> Task requirements
What is needed is an exact copy of every line in the listing.

*** Extracted information ***

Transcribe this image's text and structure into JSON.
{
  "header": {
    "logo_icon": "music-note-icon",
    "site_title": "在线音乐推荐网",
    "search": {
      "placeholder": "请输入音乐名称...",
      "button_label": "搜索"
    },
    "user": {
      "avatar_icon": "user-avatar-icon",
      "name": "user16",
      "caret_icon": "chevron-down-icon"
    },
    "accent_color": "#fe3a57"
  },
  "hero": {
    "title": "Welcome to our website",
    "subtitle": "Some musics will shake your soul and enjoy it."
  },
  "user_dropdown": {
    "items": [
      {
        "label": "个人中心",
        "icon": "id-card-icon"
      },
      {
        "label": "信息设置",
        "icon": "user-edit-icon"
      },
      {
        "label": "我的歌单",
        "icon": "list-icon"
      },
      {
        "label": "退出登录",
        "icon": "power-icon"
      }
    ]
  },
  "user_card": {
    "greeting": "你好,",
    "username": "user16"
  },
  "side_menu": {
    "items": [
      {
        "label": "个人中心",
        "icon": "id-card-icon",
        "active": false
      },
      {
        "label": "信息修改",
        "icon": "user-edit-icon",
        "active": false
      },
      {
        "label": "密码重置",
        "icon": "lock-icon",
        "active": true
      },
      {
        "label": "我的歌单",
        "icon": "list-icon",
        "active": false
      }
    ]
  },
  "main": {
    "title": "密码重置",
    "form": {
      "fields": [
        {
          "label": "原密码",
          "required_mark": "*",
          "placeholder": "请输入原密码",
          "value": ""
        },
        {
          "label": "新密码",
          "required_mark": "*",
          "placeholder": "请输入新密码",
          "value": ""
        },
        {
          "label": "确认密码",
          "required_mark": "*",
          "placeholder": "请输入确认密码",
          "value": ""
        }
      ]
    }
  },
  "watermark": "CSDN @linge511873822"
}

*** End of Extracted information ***

> Expected answer
Transcribe this image's text and structure into JSON.
{
  "header": {
    "logo_icon": "music-note-icon",
    "site_title": "在线音乐推荐网",
    "search": {
      "placeholder": "请输入音乐名称...",
      "button_label": "搜索"
    },
    "user": {
      "avatar_icon": "user-avatar-icon",
      "name": "user16",
      "caret_icon": "chevron-down-icon"
    },
    "accent_color": "#fe3a57"
  },
  "hero": {
    "title": "Welcome to our website",
    "subtitle": "Some musics will shake your soul and enjoy it."
  },
  "user_dropdown": {
    "items": [
      {
        "label": "个人中心",
        "icon": "id-card-icon"
      },
      {
        "label": "信息设置",
        "icon": "user-edit-icon"
      },
      {
        "label": "我的歌单",
        "icon": "list-icon"
      },
      {
        "label": "退出登录",
        "icon": "power-icon"
      }
    ]
  },
  "user_card": {
    "greeting": "你好,",
    "username": "user16"
  },
  "side_menu": {
    "items": [
      {
        "label": "个人中心",
        "icon": "id-card-icon",
        "active": false
      },
      {
        "label": "信息修改",
        "icon": "user-edit-icon",
        "active": false
      },
      {
        "label": "密码重置",
        "icon": "lock-icon",
        "active": true
      },
      {
        "label": "我的歌单",
        "icon": "list-icon",
        "active": false
      }
    ]
  },
  "main": {
    "title": "密码重置",
    "form": {
      "fields": [
        {
          "label": "原密码",
          "required_mark": "*",
          "placeholder": "请输入原密码",
          "value": ""
        },
        {
          "label": "新密码",
          "required_mark": "*",
          "placeholder": "请输入新密码",
          "value": ""
        },
        {
          "label": "确认密码",
          "required_mark": "*",
          "placeholder": "请输入确认密码",
          "value": ""
        }
      ]
    }
  },
  "watermark": "CSDN @linge511873822"
}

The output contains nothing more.